Work item >> What is the count of lines in the records that include "icon"? Reply with that number alone.

[Items listed in a dataset]

****

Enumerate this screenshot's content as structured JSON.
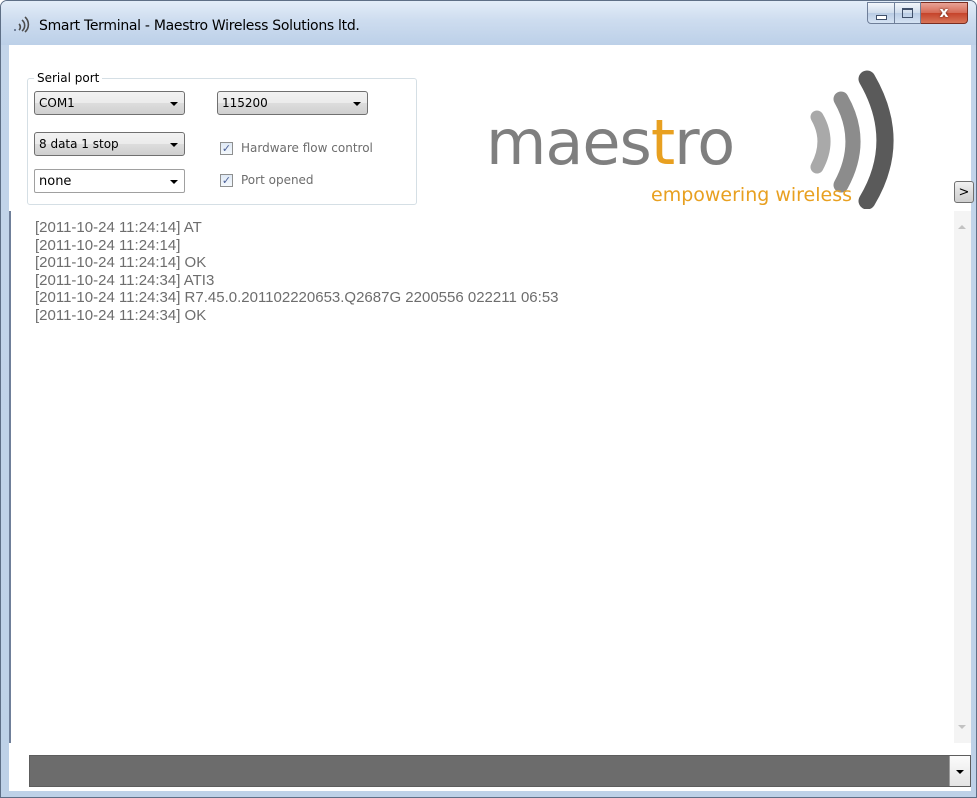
{
  "window": {
    "title": "Smart Terminal - Maestro Wireless Solutions ltd.",
    "app_icon": "signal-waves-icon",
    "controls": {
      "minimize": "minimize-icon",
      "maximize": "maximize-icon",
      "close": "x",
      "close_icon": "close-icon"
    }
  },
  "serial_port": {
    "legend": "Serial port",
    "port": "COM1",
    "baud_rate": "115200",
    "framing": "8 data 1 stop",
    "parity": "none",
    "hardware_flow_control": {
      "label": "Hardware flow control",
      "checked": true
    },
    "port_opened": {
      "label": "Port opened",
      "checked": true
    }
  },
  "logo": {
    "wordmark": "maestro",
    "tagline": "empowering wireless",
    "colors": {
      "text": "#7f7f7f",
      "accent": "#e8a020",
      "waves": "#555555"
    }
  },
  "expand_button": {
    "label": ">"
  },
  "log": {
    "lines": [
      "[2011-10-24 11:24:14] AT",
      "[2011-10-24 11:24:14]",
      "[2011-10-24 11:24:14] OK",
      "[2011-10-24 11:24:34] ATI3",
      "[2011-10-24 11:24:34] R7.45.0.201102220653.Q2687G 2200556 022211 06:53",
      "[2011-10-24 11:24:34] OK"
    ]
  },
  "command_input": {
    "value": ""
  }
}
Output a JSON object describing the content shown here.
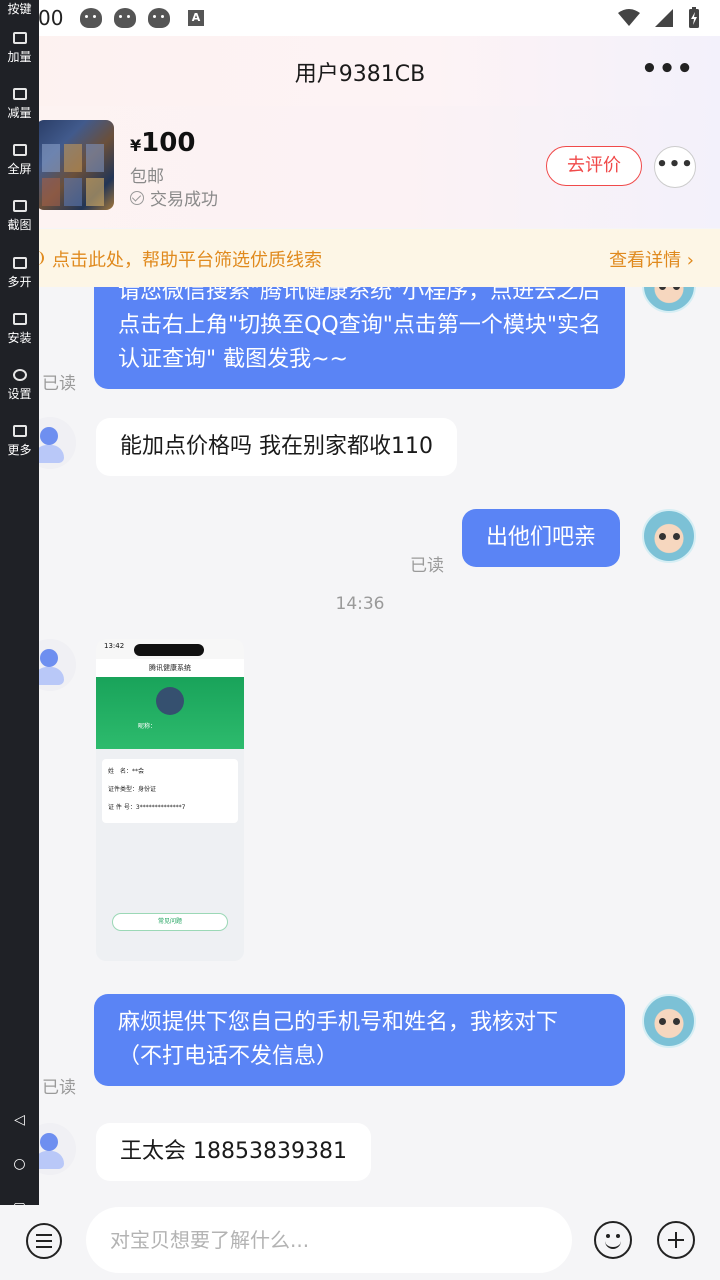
{
  "status_bar": {
    "time": "00"
  },
  "header": {
    "title": "用户9381CB",
    "more": "•••"
  },
  "product": {
    "price_symbol": "¥",
    "price": "100",
    "shipping": "包邮",
    "status": "交易成功",
    "review_label": "去评价",
    "more": "•••"
  },
  "notice": {
    "text": "点击此处，帮助平台筛选优质线索",
    "link": "查看详情 ›"
  },
  "toolbar": {
    "items": [
      {
        "label": "按键"
      },
      {
        "label": "加量"
      },
      {
        "label": "减量"
      },
      {
        "label": "全屏"
      },
      {
        "label": "截图"
      },
      {
        "label": "多开"
      },
      {
        "label": "安装"
      },
      {
        "label": "设置"
      },
      {
        "label": "更多"
      }
    ],
    "nav": {
      "back": "◁",
      "home": "○",
      "recent": "▢"
    }
  },
  "chat": {
    "messages": [
      {
        "text": "请您微信搜索\"腾讯健康系统\"小程序，点进去之后点击右上角\"切换至QQ查询\"点击第一个模块\"实名认证查询\" 截图发我~~",
        "read": "已读"
      },
      {
        "text": "能加点价格吗 我在别家都收110"
      },
      {
        "text": "出他们吧亲",
        "read": "已读"
      },
      {
        "time": "14:36"
      },
      {
        "image": {
          "phone_time": "13:42",
          "title": "腾讯健康系统",
          "nickname": "昵称：",
          "name_row": "姓　名：**会",
          "id_type_row": "证件类型：身份证",
          "id_no_row": "证 件 号：3**************7",
          "faq": "常见问题"
        }
      },
      {
        "text": "麻烦提供下您自己的手机号和姓名，我核对下（不打电话不发信息）",
        "read": "已读"
      },
      {
        "text": "王太会 18853839381"
      }
    ]
  },
  "input": {
    "placeholder": "对宝贝想要了解什么..."
  }
}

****

Result of this exercise >> 4